It was Australia Day on the 26th January, acknowledging the date the First Fleet arrived in Port Jackson and then landed in Sydney Cove in 1788. A number of other dates have been suggested as better representing the birth of Australia, including the date on which the Australian Constitution was passed. In terms of jewellery, though, it was the discovery of gold in 1851 in Victoria that had the most significant impact on the Australian colonies’ society. Between 1850 and 1860, the population increased by about 500,000 and had tripled by 1871. In Victoria alone, the population increased from approximately 80,000 to 323,000 in ten years. The increased population and huge influxes of money led to a desire for the good things in life, including jewellery. The number of jewellers increased significantly and by 1853, there were 30 goldsmiths and jewellers in Victoria alone. Melbourne became the centre of jewellery manufacture.
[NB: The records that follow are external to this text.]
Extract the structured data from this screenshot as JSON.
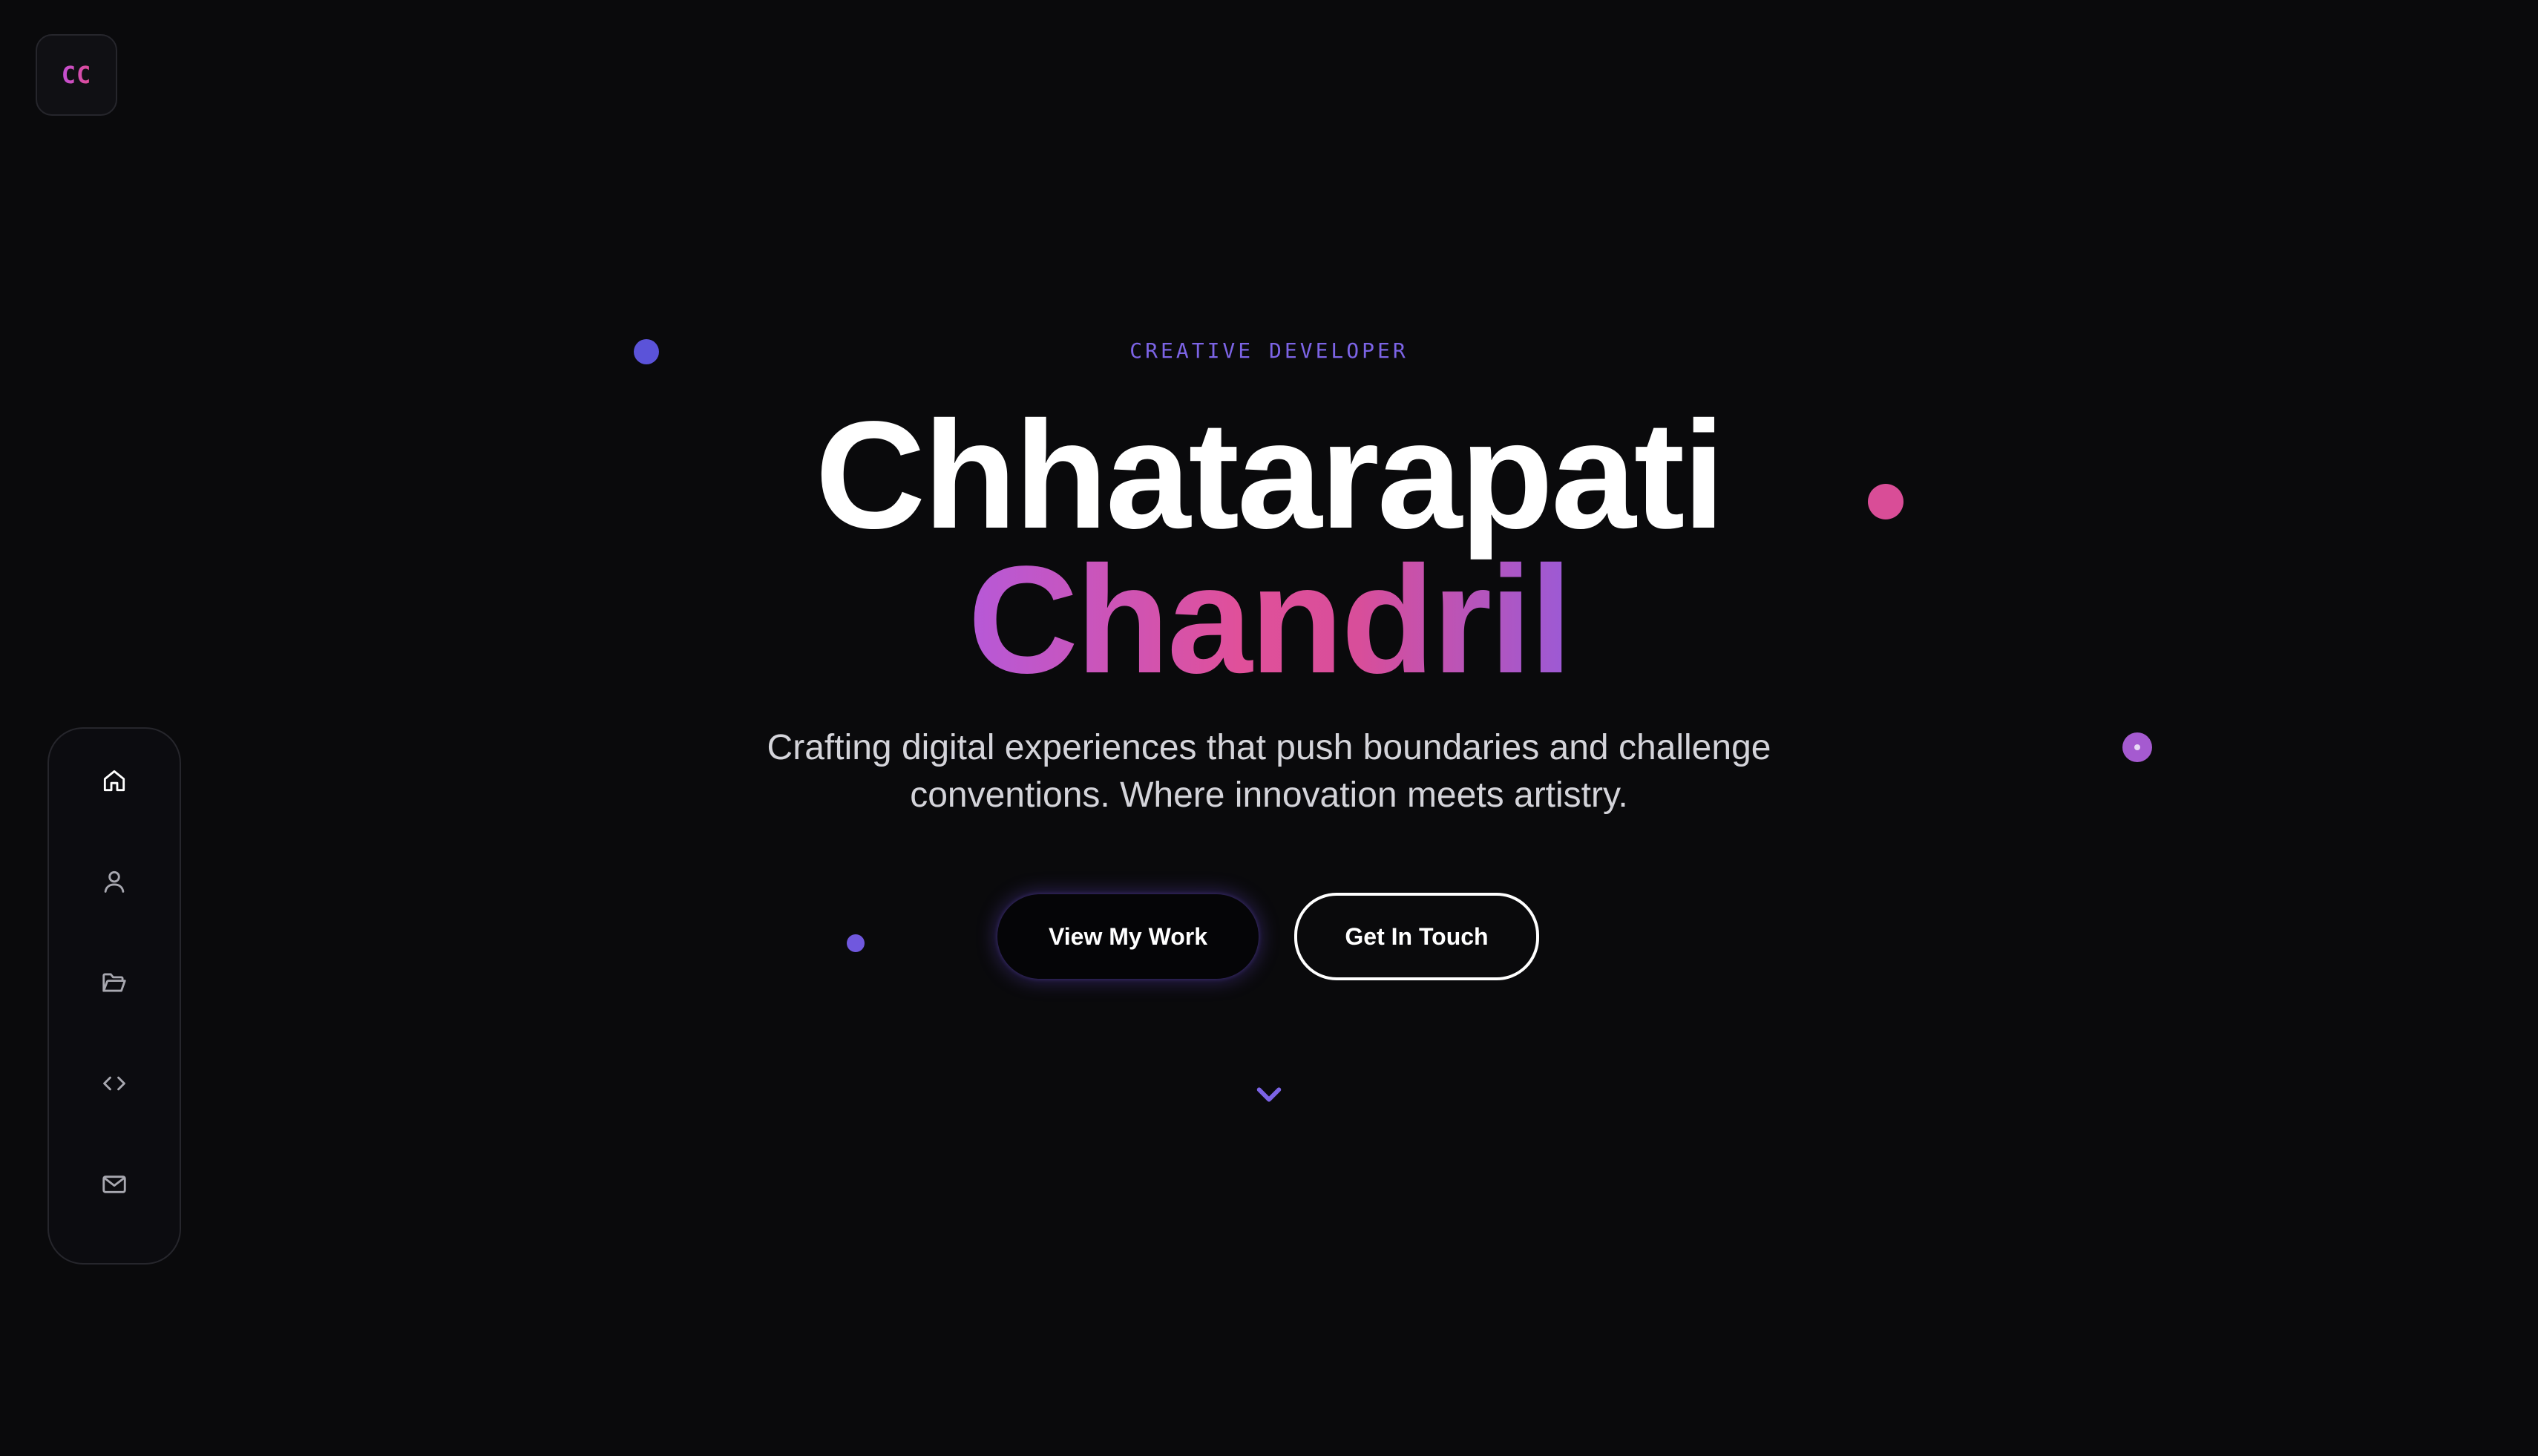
{
  "logo": {
    "text": "CC"
  },
  "sidebar": {
    "items": [
      {
        "icon": "home-icon",
        "label": "Home",
        "active": true
      },
      {
        "icon": "user-icon",
        "label": "About",
        "active": false
      },
      {
        "icon": "folder-icon",
        "label": "Projects",
        "active": false
      },
      {
        "icon": "code-icon",
        "label": "Skills",
        "active": false
      },
      {
        "icon": "mail-icon",
        "label": "Contact",
        "active": false
      }
    ]
  },
  "hero": {
    "eyebrow": "CREATIVE DEVELOPER",
    "first_name": "Chhatarapati",
    "last_name": "Chandril",
    "subtitle": "Crafting digital experiences that push boundaries and challenge conventions. Where innovation meets artistry.",
    "primary_button": "View My Work",
    "secondary_button": "Get In Touch"
  },
  "scroll_indicator": {
    "icon": "chevron-down-icon"
  },
  "colors": {
    "background": "#0a0a0c",
    "accent_purple": "#7c64e6",
    "accent_pink": "#e0509a",
    "accent_violet": "#b659d8"
  }
}
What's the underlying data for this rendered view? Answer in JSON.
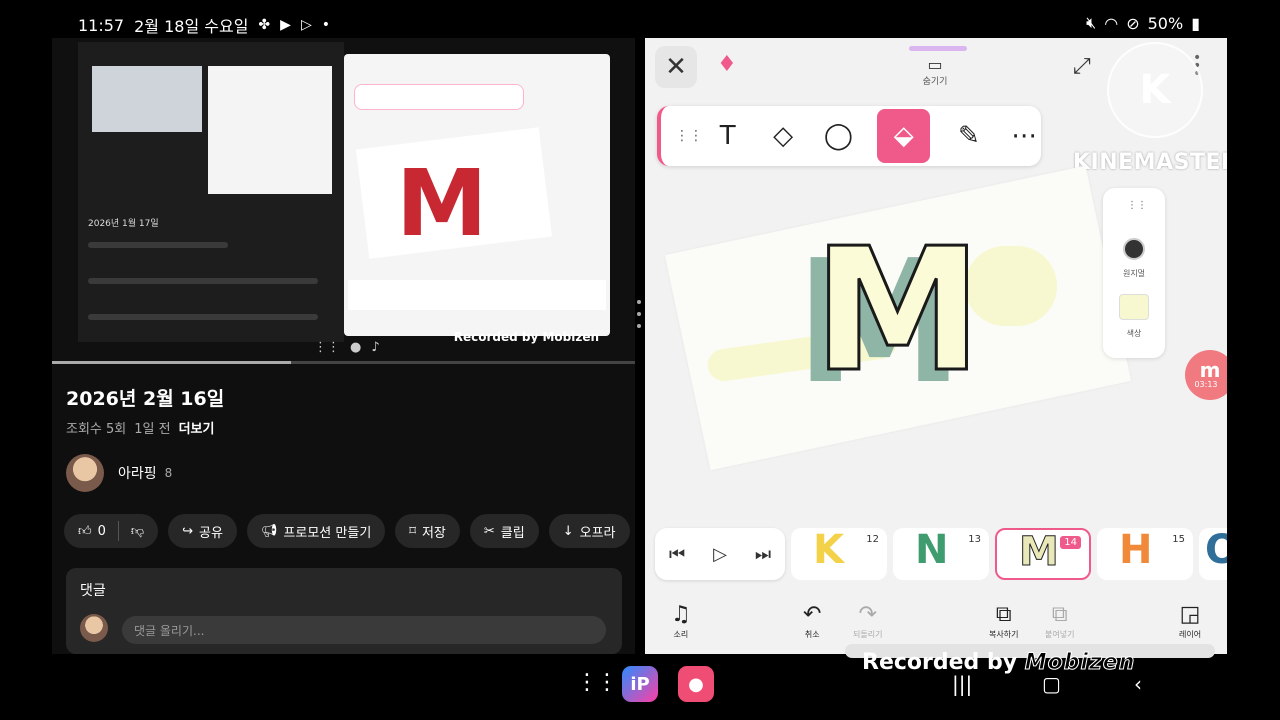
{
  "status": {
    "time": "11:57",
    "date": "2월 18일 수요일",
    "battery": "50%",
    "icons_left": [
      "pinwheel-icon",
      "youtube-icon",
      "play-store-icon",
      "dot-icon"
    ],
    "icons_right": [
      "mute-icon",
      "wifi-icon",
      "do-not-disturb-icon",
      "battery-icon"
    ]
  },
  "youtube": {
    "video_title": "2026년 2월 16일",
    "views": "조회수 5회",
    "age": "1일 전",
    "more": "더보기",
    "channel_name": "아라핑",
    "subscribers": "8",
    "like_count": "0",
    "actions": [
      "공유",
      "프로모션 만들기",
      "저장",
      "클립",
      "오프라"
    ],
    "comments_title": "댓글",
    "comment_placeholder": "댓글 올리기...",
    "mini_recorded": "Recorded by Mobizen",
    "mini_thumb_date": "2026년 1월 17일",
    "mini_letter": "M"
  },
  "kinemaster": {
    "top_center_label": "숨기기",
    "brand": "KINEMASTER",
    "brand_initial": "K",
    "tools": [
      "grip-icon",
      "text-tool-icon",
      "eraser-icon",
      "lasso-icon",
      "fill-bucket-icon",
      "brush-icon",
      "more-icon"
    ],
    "color_panel": {
      "size_label": "원지멀",
      "color_label": "색상",
      "fill_color": "#f8f8d0"
    },
    "canvas_letter": "M",
    "bubble_time": "03:13",
    "bubble_letter": "m",
    "frames": [
      {
        "label": "K",
        "number": "12",
        "color": "#f3d24a"
      },
      {
        "label": "N",
        "number": "13",
        "color": "#3f9c6e"
      },
      {
        "label": "M",
        "number": "14",
        "color": "#f8f8d0"
      },
      {
        "label": "H",
        "number": "15",
        "color": "#f08a3a"
      },
      {
        "label": "O",
        "number": "",
        "color": "#2f6f9a"
      }
    ],
    "bottom": [
      "소리",
      "취소",
      "되돌리기",
      "복사하기",
      "붙여넣기",
      "레이어"
    ],
    "recorded_prefix": "Recorded by",
    "recorded_brand": "Mobizen",
    "accent": "#f05a8a"
  },
  "navbar": {
    "apps": [
      "ibis-paint-icon",
      "screen-recorder-icon"
    ]
  }
}
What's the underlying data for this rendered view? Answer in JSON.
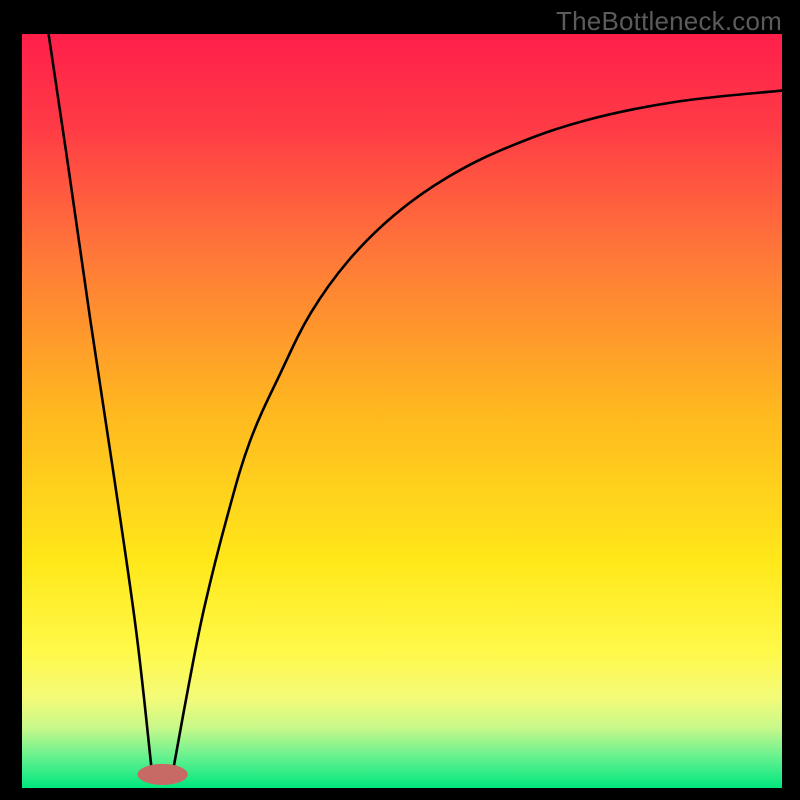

Prior to the gold rush in the 1850s, jewellery sold in Australia was imported from the UK and Europe. The influx of manufacturing jewellers meant that they produced not only the jewellery they had been making overseas but many started to produce pieces that reflected Australia, incorporating designs of Australian fauna and flora.
Goldfield brooches, comprising crossed picks and shovels, or little buckets and other tools, also with gold nuggets, were produced in the Victorian goldfields in the 1850s, then later in NSW and Western Australia. Such brooches also spread to South Africa in the 1890s and to the American Klondike gold rush in the late 1890s.
Other gold jewellery in the 1850s and 60s, though, had a botanical theme, with ornate borders of grapes, tendrils and vine leaves, sometimes incorporating kangaroos and emus or with scrolled and ribboned borders, and hanging tassels. They contained a lot of gold, often being very ornate and heavy, as there was plenty of it. In the 1850s, Victoria was the world’s third largest exporter of gold. Australian gems such as opals, pearls and sapphires were showcased together with an enormous numbers of other gems found in Australia, such as malachite, agate, quartz, and chrysophase.
The next time that Australian flora and fauna was to strongly feature in jewellery was after 1901. Patriotic jewellery became popular after the Federation of Australia in 1901, depicting the Australian continent, kangaroos, emus, kookaburras, flags, boomerangs or gum leaves, and again during and after the WWI. It was often inexpensive.